In fact it indicates an unprecedented sloppiness with sensitive communications that is hard to believe of any serious country, let alone the world's leading economic and military power.
You can't be serious
My first reaction on reading about the staggering number of American officials with this level of security access was "you can't be serious." But this indeed seems to be the case.
The explanation: Soon after 9/11, the Bush administration became so upset by accounts of miscommunication and confusion among government agencies that it decided not only that the left hand needed to know what the right was doing, but that all other limbs of government should be in the security loop as well.
Yes, the very top security levels, the ones that link leaders at the White House, Pentagon, State Department and intelligence chiefs, operate inside a more secure communications bubble.
This has not been breached.
But thousands of cables marked "secret" and hundreds of thousands marked "confidential" and "not for foreign eyes" poured out of 250 U.S. embassies and scores of military bases worldwide, there to be read by even junior staff in their 20s.
Case in point: Pfc. Bradley Manning, 22, a dual U.S. and British citizen, was arrested in May for allegedly giving WikiLeaks the so-called collateral murder video, which showed a U.S. helicopter gunship killing two Iraqi journalists, among others.
The Iraq and Afghanistan material that was released by WikiLeaks in February and the diplomatic "cables" that were revealed over the weekend both moved along the supposedly secure U.S. government's Secret Internet Protocol Router Network, known as SIPRNet.
It sounds very hush-hush, but over two million people have access to SIPRNet data and classified data appears on special computers wherever U.S. military missions operate.
It's estimated that as many as 850,000 U.S. officials even have access to the highest "Top Secret" classification.
The purloined material comprised millions of words and 1.6 gigabytes of text, yet all was apparently slipped out to an astonished world via those tiny memory sticks that can fit in a pocket or on a key ring.
What's more, it appears it was all there for the taking, the whole kit and caboodle.
Was there ever a security system more vulnerable, more open to being fleeced?
Given that, it's striking how most of the official U.S. reaction so far has been focused on diplomatic damage control and the understandable fury at WikiLeaks itself.
You have to wonder when we will hear the usual howls in Washington that "heads should roll" over lax security.
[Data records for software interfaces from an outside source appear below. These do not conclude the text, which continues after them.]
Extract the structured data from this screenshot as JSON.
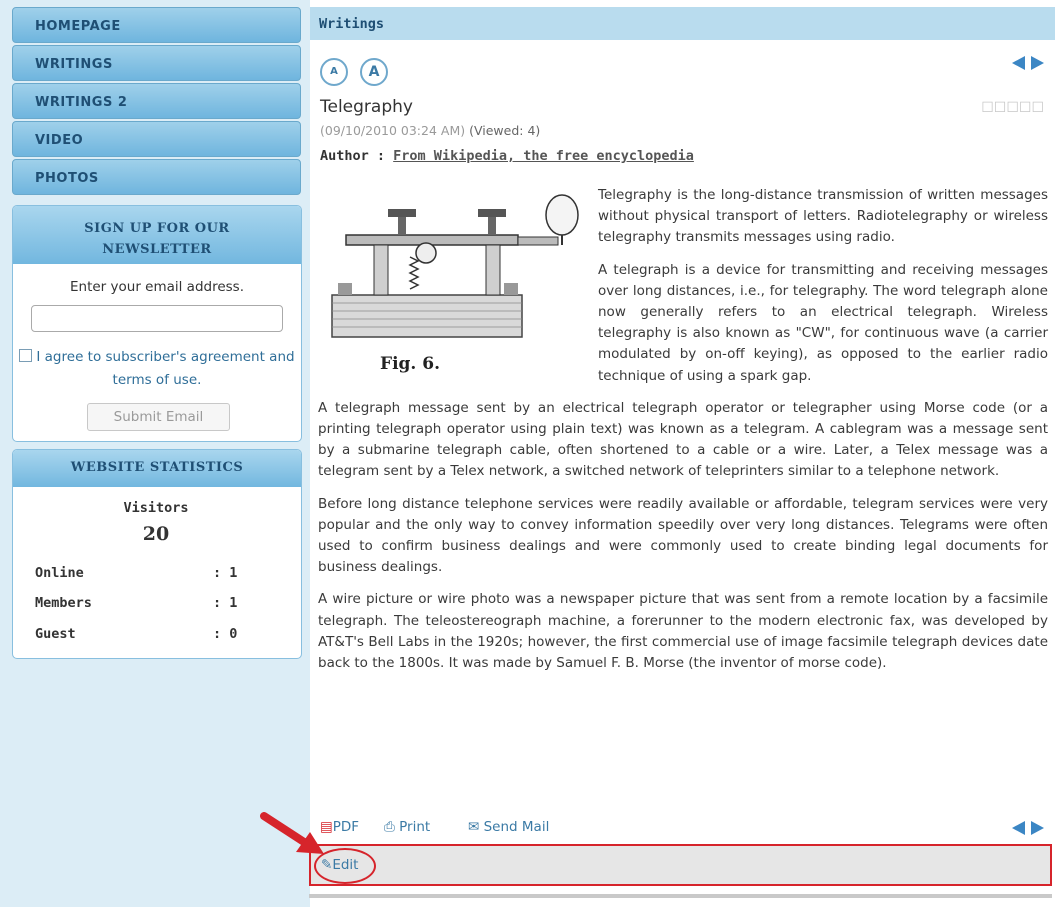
{
  "nav": {
    "items": [
      {
        "label": "HOMEPAGE"
      },
      {
        "label": "WRITINGS"
      },
      {
        "label": "WRITINGS 2"
      },
      {
        "label": "VIDEO"
      },
      {
        "label": "PHOTOS"
      }
    ]
  },
  "newsletter": {
    "title": "SIGN UP FOR OUR NEWSLETTER",
    "prompt": "Enter your email address.",
    "email_value": "",
    "agree_text": "I agree to subscriber's agreement and terms of use.",
    "submit_label": "Submit Email"
  },
  "stats": {
    "title": "WEBSITE STATISTICS",
    "visitors_label": "Visitors",
    "visitors_value": "20",
    "rows": [
      {
        "label": "Online",
        "value": ": 1"
      },
      {
        "label": "Members",
        "value": ": 1"
      },
      {
        "label": "Guest",
        "value": ": 0"
      }
    ]
  },
  "main": {
    "section_title": "Writings",
    "font_small": "A",
    "font_large": "A",
    "article": {
      "title": "Telegraphy",
      "datetime": "(09/10/2010 03:24 AM)",
      "viewed": "(Viewed: 4)",
      "author_label": "Author :",
      "author_name": "From Wikipedia, the free encyclopedia",
      "figure_caption": "Fig. 6.",
      "paragraphs": [
        "Telegraphy is the long-distance transmission of written messages without physical transport of letters. Radiotelegraphy or wireless telegraphy transmits messages using radio.",
        "A telegraph is a device for transmitting and receiving messages over long distances, i.e., for telegraphy. The word telegraph alone now generally refers to an electrical telegraph. Wireless telegraphy is also known as \"CW\", for continuous wave (a carrier modulated by on-off keying), as opposed to the earlier radio technique of using a spark gap.",
        "A telegraph message sent by an electrical telegraph operator or telegrapher using Morse code (or a printing telegraph operator using plain text) was known as a telegram. A cablegram was a message sent by a submarine telegraph cable, often shortened to a cable or a wire. Later, a Telex message was a telegram sent by a Telex network, a switched network of teleprinters similar to a telephone network.",
        "Before long distance telephone services were readily available or affordable, telegram services were very popular and the only way to convey information speedily over very long distances. Telegrams were often used to confirm business dealings and were commonly used to create binding legal documents for business dealings.",
        "A wire picture or wire photo was a newspaper picture that was sent from a remote location by a facsimile telegraph. The teleostereograph machine, a forerunner to the modern electronic fax, was developed by AT&T's Bell Labs in the 1920s; however, the first commercial use of image facsimile telegraph devices date back to the 1800s. It was made by Samuel F. B. Morse (the inventor of morse code)."
      ]
    },
    "actions": {
      "pdf": "PDF",
      "print": "Print",
      "send_mail": "Send Mail",
      "edit": "Edit"
    }
  },
  "colors": {
    "nav_bg": "#6fb5de",
    "sidebar_bg": "#dcedf6",
    "header_bg": "#b9dcee",
    "highlight_red": "#d6242b",
    "link_blue": "#3b7aa5"
  }
}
Or does that part of the story get swept under a congressional rug?
After all, this decision to share such sensitive material with the multitudes of service and diplomatic personnel began under George W. Bush and apparently continued under Barack Obama and the Democrats.
My guess is that the politicians and department heads will prefer to lash out at the international media for carrying the material. As long as attention is directed at the revelations and the denials and the WikiLeaks/media connection, the administrative aspect of this story will get less attention.
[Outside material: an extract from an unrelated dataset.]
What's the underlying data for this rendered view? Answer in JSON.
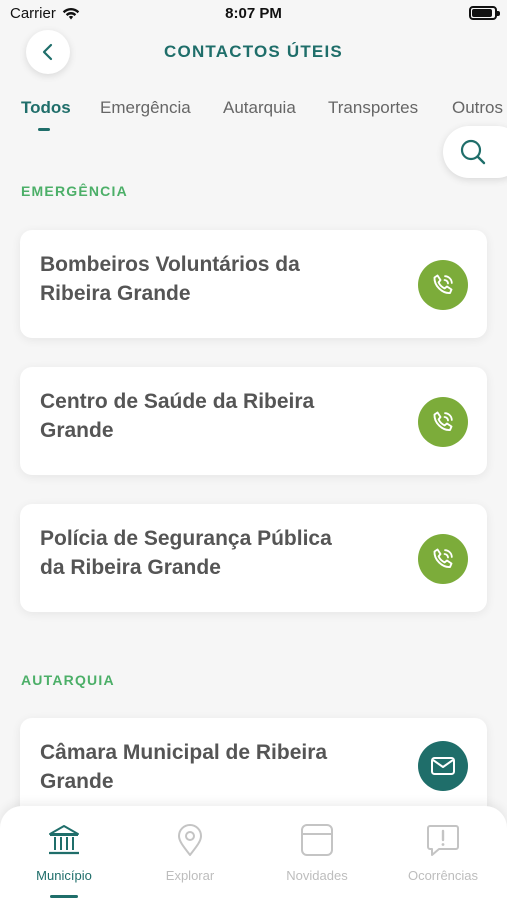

However, playing down Washington's internal security problems is unlikely to sit well with America's allies.
By now they must be at their wits' end with the leak-gushing nature of the U.S. government, which seems only likely to become more pronounced in today's digital era with its ingrown desire to copy one's own messages to the widest number of possible readers.
Like journalists, today's diplomats and generals seem to want to reach the widest audience possible. (Case in point: former U.S. Gen. Stanley McChrystal's disastrous dalliance with Rolling Stone magazine.)
Sometimes this reaching out is the only way officials can vent their frustrations or advance their vision. I am sure no one, however, expected their thoughts and insights to end up on a memory stick en route to a worldwide audience in an historic scandal that keeps on giving.
There are a great many issues surrounding this WikiLeaks drama that are worthy of debate.
Among them, is it good for basic democracy to lay everything out there, open diplomacy, as some call it. Or can diplomacy even function with a ship as leaky as this one?
At this moment, it is hard to imagine what honest thoughts any foreign leader or diplomat will dare entrust to the American government in future.
Very few would be a fair guess. All remember, of course, that the U.S. has had a long history of explosive leaks, from the media exposé of battle plans on the brink of the U.S. entering the Second World War to the Pentagon Papers in the Vietnam era.
But the extent of these WikiLeaks surely stretches any trust in U.S. confidentiality to the breaking point or beyond.
That why, despite all the sound and fury of the moment, it may be months before the world can start to gauge the full impact of these revelations on international relations.
As secrets pour forth, still more uncertainly is piled atop a decade that has seen more than enough of that commodity.